- Research area
Offshore wind energy integration – challenges and impacts
University of Hull
- Research project
Wind Sourced Energy Storage
- Lead supervisor
- PhD Student
- Supervisory Team
Dr Neil Kemp (Assistant Professor in Experimental Condensed Matter Physics, University of Nottingham)
Paul Needley, Enertek International
Generation of energy from wind power is highly intermittent because of the variable nature of the wind speed, air density and turbine characteristics. Energy production is dependent on the site location, time of day and season. If the wind speed is too low, no energy is produced, and similarly if the wind speed is too high, the turbine must be stopped to prevent damage. Across a wide harvesting site, there can also be large variation in energy production depending on the wind and types of turbines present. As well as variation in energy supply, there is also variation in demand and often the two do not synchronize well together. Maximum energy efficiency occurs when supply meet demands. However, in some cases the energy produced from wind power is not needed since either demand is low or energy can be sourced from cheaper alternatives on the market. When this occurs in the UK, wind farms are instructed to turn off their turbines. However, since most wind farms are privately owned the national grid must compensate the owners using constraint payments, which is wasted money that is passed on to the consumer. In 2019 constraint payments cost the national grid £124 million.
To produce a more constant and reliable source of energy into the national grid from a specific wind farm and as well to better balance national wind energy supply and demand, there needs to be a form of storage of excess wind energy that is both efficient and located close to the source of production. One approach is to use the electricity generated to make hydrogen gas from the electrolysis of water. The hydrogen gas can then be re-converted back into electricity when required or be used in fuel cells or homes for heating and cooking.
Hydrogen gas can easily be made through the process of electrolysis. However, it is currently an inefficient process. Additionally, there are a number of safety issues that need to be considered when storing and utilizing hydrogen gas.
In collaboration with Enertek International this PhD project will evaluate and explore the use of hydrogen gas as a viable means to store excess wind energy. It will focus on two main areas of research, 1) more efficient hydrogen production and 2) safe hydrogen storage and usage.
One objective will be to explore and develop a potentially more efficient means of hydrogen production based on electric field driven splitting of water in highly confined nanogap electrodes. Nanogap electrodes, consisting of two metal plates separated by a small nanospaced gap (<100 nm) have the advantage of eliminating the large parasitic capacitance caused by the formation the electrical double layer at the electrode surface. As has recently been shown, removing this capacitance to give a uniform and very high electric field (>107V/cm) across the entire width of the gap can be used to enhance to the splitting of water through rapid ion migration, field-assisted water ionization and other breakdown effects.

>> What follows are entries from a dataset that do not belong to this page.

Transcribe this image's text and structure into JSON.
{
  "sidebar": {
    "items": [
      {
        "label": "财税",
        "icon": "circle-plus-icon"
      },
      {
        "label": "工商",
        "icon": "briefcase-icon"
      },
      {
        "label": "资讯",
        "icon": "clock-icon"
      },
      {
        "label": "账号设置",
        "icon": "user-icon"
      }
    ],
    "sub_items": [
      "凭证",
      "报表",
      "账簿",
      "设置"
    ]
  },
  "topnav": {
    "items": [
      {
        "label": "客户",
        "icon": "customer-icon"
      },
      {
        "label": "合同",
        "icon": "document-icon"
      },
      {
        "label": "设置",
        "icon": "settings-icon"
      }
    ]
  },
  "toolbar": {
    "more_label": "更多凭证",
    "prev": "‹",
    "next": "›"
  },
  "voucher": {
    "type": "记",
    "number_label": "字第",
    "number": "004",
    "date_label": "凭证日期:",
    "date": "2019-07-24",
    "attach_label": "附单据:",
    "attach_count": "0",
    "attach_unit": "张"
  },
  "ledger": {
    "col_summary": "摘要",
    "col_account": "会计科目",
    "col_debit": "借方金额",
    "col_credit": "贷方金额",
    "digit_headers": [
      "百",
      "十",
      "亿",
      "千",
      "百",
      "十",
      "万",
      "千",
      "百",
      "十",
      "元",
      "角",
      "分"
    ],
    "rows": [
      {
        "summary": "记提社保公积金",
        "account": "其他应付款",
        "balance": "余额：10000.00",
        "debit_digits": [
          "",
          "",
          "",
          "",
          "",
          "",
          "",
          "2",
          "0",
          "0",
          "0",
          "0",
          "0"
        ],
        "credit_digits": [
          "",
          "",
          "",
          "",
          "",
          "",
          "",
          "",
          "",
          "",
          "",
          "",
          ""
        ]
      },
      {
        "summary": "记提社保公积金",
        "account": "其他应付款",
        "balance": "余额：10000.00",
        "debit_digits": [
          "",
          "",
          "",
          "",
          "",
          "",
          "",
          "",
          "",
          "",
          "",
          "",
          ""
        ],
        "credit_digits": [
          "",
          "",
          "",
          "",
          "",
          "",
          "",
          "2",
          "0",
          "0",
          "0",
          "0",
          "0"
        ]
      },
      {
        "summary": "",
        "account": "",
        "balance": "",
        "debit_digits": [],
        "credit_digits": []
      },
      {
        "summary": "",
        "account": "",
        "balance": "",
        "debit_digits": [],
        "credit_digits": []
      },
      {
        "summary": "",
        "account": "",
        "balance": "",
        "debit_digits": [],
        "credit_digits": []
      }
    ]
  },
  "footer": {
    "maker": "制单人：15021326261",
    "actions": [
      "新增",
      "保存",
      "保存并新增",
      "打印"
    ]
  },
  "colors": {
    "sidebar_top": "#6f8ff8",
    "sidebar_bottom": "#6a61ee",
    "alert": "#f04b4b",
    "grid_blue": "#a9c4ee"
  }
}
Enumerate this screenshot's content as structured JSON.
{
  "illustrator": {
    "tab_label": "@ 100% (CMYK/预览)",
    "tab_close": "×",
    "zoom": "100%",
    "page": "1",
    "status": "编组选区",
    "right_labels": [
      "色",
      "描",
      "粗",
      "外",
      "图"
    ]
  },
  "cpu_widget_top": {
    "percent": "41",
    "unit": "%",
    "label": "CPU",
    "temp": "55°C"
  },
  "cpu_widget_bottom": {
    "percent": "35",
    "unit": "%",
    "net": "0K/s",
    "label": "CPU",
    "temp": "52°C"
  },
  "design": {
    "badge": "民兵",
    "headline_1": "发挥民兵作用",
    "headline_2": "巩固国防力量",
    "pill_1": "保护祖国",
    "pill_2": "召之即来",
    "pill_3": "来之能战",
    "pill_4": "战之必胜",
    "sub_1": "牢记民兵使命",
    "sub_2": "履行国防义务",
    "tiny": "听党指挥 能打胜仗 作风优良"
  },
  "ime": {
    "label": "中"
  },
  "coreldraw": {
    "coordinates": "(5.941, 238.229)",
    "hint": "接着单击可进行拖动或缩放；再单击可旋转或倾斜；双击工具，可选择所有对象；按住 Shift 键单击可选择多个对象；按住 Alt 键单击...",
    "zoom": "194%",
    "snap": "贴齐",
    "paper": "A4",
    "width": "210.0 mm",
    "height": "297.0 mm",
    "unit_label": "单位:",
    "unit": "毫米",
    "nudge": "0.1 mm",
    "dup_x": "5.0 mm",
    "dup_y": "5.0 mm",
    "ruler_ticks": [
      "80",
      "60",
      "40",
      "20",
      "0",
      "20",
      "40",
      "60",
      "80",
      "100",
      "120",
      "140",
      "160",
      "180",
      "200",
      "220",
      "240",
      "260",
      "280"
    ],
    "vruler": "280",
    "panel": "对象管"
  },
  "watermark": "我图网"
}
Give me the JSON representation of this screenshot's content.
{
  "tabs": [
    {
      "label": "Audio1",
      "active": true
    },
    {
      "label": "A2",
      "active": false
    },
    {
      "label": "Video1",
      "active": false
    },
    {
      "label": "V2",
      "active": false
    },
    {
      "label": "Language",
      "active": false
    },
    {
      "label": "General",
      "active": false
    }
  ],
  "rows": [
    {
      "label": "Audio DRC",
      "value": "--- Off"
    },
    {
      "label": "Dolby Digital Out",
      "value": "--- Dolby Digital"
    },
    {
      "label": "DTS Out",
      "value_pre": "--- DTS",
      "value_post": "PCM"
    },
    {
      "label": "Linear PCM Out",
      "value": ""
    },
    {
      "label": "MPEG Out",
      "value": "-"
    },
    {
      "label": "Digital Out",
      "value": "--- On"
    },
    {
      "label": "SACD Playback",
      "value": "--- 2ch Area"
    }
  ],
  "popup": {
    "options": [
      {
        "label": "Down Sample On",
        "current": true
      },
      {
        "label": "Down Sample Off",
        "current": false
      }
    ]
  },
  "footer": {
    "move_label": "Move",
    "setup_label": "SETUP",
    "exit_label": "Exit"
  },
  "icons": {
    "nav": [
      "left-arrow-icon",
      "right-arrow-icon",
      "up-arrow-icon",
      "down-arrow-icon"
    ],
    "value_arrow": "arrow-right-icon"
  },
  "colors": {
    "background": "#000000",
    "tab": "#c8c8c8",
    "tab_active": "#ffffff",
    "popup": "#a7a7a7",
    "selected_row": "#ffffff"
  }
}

A second objective will be to evaluate and assess safety issues around the production, storage and utilization of hydrogen gas. In particular the focus will be on safety in the areas of storage and controlled combustion. This work will involve either the development of a new type of hydrogen gas sensor with ultra-high sensitivity for the detection of leaks at storage sites or the design, development and testing of a new safety combustion element for high controlled combustion of hydrogen gas